- Data shown -
******
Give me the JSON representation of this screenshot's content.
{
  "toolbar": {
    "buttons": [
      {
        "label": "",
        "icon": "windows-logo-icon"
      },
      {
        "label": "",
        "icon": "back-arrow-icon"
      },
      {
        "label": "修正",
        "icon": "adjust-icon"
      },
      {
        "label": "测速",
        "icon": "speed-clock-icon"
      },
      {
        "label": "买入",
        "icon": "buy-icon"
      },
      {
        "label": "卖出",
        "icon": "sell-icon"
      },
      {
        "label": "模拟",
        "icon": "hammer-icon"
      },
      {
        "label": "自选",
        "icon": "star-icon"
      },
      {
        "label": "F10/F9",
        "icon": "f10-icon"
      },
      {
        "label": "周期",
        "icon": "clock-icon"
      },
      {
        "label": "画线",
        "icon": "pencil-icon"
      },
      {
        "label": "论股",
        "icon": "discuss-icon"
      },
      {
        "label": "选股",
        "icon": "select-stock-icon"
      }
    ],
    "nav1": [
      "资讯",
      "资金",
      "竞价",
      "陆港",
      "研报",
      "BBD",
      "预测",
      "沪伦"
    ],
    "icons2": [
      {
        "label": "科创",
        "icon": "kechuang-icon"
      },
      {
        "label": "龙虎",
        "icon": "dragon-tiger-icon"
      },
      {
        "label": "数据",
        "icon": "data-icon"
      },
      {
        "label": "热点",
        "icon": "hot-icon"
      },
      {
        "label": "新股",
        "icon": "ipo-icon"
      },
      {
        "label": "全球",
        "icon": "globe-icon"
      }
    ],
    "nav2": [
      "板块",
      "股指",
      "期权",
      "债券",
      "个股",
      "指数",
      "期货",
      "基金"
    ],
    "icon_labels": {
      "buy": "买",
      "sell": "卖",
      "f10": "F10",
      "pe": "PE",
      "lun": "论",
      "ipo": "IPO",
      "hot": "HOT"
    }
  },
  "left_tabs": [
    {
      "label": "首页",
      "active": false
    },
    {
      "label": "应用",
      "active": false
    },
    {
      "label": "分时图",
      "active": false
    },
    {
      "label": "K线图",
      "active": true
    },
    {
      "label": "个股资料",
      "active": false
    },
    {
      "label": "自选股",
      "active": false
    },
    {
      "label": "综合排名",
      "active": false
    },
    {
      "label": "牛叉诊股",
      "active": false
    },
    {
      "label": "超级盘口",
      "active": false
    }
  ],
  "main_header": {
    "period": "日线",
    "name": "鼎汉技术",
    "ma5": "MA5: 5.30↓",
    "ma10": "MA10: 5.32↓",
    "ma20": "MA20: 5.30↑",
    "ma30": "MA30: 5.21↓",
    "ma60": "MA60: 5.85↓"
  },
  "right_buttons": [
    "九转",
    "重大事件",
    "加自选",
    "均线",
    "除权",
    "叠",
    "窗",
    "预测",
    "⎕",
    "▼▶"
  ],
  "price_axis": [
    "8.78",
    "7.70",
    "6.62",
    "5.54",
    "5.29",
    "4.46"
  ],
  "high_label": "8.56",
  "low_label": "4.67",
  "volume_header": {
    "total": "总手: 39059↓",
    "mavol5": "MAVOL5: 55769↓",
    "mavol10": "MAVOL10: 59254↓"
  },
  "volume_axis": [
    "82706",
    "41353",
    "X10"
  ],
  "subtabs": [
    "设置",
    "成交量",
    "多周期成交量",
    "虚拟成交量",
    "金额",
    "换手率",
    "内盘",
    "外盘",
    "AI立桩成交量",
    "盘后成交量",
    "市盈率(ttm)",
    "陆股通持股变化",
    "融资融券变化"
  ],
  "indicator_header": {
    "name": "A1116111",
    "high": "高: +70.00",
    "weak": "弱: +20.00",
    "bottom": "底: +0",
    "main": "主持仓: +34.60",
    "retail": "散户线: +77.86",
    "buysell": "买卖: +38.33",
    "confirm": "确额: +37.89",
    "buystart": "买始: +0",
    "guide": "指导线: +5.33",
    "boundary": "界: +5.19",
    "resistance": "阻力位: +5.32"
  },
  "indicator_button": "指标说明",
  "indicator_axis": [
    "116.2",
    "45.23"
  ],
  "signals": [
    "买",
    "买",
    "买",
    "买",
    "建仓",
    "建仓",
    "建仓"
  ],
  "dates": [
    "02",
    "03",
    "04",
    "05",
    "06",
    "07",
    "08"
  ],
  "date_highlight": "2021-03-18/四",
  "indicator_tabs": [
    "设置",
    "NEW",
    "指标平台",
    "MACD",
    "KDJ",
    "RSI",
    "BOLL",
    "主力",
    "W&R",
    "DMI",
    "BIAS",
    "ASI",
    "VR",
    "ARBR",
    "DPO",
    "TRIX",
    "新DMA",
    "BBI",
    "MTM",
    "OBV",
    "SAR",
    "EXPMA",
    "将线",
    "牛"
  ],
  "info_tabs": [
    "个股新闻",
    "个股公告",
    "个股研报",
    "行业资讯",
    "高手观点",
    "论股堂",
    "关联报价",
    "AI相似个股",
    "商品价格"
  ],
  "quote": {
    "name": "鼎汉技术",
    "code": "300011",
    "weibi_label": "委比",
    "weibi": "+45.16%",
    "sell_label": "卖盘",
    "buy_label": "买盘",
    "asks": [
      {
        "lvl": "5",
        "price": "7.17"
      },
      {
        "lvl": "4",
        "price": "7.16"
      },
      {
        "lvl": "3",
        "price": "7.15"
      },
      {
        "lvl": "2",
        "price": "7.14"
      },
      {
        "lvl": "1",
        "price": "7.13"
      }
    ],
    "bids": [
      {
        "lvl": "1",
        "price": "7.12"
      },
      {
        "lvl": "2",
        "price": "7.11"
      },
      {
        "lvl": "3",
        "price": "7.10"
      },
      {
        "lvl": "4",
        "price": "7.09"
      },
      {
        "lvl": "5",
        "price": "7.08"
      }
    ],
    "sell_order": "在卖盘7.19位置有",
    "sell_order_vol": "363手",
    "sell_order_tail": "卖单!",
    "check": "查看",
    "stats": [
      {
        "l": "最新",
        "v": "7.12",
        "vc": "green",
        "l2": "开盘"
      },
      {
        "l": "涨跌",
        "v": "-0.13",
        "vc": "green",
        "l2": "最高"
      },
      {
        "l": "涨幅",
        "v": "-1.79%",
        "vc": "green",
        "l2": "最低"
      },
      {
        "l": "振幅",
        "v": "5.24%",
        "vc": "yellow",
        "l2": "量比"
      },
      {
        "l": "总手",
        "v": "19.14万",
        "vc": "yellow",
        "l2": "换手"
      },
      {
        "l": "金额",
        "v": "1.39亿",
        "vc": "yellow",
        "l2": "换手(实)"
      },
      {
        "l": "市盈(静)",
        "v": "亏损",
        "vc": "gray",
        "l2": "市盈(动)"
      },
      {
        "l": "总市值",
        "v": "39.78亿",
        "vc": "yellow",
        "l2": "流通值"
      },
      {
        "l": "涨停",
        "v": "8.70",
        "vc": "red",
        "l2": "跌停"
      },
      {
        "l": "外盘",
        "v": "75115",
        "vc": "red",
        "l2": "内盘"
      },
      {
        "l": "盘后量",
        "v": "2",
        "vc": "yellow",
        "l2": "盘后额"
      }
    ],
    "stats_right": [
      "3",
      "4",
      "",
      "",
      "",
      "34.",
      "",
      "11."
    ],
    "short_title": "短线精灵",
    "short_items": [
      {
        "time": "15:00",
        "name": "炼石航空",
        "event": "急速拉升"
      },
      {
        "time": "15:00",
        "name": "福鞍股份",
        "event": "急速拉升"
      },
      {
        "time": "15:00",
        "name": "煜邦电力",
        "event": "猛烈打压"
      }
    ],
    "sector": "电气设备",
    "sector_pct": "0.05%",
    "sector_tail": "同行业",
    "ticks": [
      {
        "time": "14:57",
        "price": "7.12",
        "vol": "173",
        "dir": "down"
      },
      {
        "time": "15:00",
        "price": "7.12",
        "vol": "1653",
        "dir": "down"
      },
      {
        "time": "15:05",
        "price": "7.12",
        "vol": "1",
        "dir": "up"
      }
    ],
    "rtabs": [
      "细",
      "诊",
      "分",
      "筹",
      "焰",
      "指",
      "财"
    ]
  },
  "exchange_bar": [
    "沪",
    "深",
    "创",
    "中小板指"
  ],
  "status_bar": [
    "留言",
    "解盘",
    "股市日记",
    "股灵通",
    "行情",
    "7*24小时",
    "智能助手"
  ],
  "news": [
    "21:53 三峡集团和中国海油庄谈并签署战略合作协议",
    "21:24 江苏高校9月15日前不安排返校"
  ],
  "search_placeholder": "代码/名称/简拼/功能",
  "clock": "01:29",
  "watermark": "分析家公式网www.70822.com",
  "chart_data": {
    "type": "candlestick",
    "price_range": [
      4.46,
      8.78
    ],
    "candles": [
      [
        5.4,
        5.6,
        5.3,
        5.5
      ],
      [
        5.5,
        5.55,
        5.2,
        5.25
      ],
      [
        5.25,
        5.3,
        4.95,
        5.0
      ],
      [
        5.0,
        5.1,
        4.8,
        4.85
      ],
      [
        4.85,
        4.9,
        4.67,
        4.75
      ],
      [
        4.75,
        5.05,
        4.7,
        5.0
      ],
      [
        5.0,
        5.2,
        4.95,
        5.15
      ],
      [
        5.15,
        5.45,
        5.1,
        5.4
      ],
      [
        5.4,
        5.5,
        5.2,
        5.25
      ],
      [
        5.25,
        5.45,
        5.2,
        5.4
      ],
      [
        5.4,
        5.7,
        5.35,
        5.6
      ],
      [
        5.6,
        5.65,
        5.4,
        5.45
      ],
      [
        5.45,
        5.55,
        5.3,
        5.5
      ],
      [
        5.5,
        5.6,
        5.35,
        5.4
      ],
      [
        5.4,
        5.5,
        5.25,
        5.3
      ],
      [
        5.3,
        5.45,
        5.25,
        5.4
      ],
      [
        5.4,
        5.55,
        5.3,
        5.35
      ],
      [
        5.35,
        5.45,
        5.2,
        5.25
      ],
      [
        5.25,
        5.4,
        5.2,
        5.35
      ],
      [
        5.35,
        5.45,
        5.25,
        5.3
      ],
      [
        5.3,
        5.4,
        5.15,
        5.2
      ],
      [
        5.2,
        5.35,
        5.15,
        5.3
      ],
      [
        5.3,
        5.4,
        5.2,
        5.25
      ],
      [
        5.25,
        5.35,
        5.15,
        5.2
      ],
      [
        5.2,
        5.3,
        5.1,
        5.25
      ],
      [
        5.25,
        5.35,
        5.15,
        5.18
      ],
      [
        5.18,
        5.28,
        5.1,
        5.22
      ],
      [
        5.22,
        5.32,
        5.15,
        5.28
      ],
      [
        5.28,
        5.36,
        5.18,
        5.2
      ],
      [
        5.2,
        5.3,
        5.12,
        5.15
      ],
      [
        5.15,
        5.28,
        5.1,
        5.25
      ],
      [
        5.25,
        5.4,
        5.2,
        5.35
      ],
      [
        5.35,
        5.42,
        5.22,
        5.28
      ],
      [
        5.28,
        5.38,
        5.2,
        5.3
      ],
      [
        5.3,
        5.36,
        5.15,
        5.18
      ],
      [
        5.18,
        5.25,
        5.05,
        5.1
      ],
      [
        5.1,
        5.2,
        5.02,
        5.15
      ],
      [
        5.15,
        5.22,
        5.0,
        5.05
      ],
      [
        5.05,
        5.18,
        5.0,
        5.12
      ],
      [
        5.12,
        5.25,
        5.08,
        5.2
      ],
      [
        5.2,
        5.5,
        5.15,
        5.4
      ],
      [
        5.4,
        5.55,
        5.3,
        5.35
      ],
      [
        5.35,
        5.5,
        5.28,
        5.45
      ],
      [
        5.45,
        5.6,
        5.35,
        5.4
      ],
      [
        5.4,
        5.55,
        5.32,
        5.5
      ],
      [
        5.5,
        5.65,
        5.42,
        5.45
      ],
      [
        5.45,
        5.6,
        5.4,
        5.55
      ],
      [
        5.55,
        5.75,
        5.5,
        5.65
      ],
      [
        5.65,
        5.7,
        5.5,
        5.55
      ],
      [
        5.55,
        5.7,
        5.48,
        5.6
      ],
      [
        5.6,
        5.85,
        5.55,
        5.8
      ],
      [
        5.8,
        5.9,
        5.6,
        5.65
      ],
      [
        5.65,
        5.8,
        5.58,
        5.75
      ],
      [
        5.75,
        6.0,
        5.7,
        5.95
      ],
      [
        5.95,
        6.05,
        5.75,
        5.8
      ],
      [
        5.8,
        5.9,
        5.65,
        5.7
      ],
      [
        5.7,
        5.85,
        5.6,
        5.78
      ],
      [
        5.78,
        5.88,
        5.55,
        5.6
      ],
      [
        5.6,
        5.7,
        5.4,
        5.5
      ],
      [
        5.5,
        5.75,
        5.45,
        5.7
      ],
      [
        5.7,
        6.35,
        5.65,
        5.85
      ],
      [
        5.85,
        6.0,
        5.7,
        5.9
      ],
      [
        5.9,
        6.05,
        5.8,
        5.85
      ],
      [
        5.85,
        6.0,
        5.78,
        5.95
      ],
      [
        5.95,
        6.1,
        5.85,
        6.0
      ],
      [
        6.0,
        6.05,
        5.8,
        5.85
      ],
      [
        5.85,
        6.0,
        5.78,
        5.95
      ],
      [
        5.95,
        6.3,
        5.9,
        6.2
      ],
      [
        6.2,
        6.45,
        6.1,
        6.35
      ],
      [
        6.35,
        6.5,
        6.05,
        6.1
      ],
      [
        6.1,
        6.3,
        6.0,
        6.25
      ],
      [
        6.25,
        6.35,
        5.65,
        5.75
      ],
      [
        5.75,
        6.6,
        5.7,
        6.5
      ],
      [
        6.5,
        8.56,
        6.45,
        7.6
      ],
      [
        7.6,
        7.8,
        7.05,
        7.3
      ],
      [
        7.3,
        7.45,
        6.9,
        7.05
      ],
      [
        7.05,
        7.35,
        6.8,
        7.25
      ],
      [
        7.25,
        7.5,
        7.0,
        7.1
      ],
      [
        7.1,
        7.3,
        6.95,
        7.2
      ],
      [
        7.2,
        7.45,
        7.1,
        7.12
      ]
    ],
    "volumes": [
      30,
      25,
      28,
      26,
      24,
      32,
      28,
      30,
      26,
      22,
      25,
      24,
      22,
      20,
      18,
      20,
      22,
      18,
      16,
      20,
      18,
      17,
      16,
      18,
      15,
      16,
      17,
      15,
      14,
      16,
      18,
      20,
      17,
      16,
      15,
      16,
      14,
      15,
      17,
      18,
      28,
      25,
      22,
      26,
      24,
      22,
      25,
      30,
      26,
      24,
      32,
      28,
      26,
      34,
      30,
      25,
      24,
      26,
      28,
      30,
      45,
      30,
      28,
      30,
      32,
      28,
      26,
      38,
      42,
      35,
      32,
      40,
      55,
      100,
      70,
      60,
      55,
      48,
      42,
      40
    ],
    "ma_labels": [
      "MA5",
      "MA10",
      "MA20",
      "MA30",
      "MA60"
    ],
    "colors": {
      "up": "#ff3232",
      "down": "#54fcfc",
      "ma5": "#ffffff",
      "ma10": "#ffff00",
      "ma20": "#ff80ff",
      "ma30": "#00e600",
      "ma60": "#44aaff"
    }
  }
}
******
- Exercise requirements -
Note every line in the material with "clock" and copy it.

- Answer space -
        "icon": "speed-clock-icon"
        "icon": "clock-icon"
  "clock": "01:29",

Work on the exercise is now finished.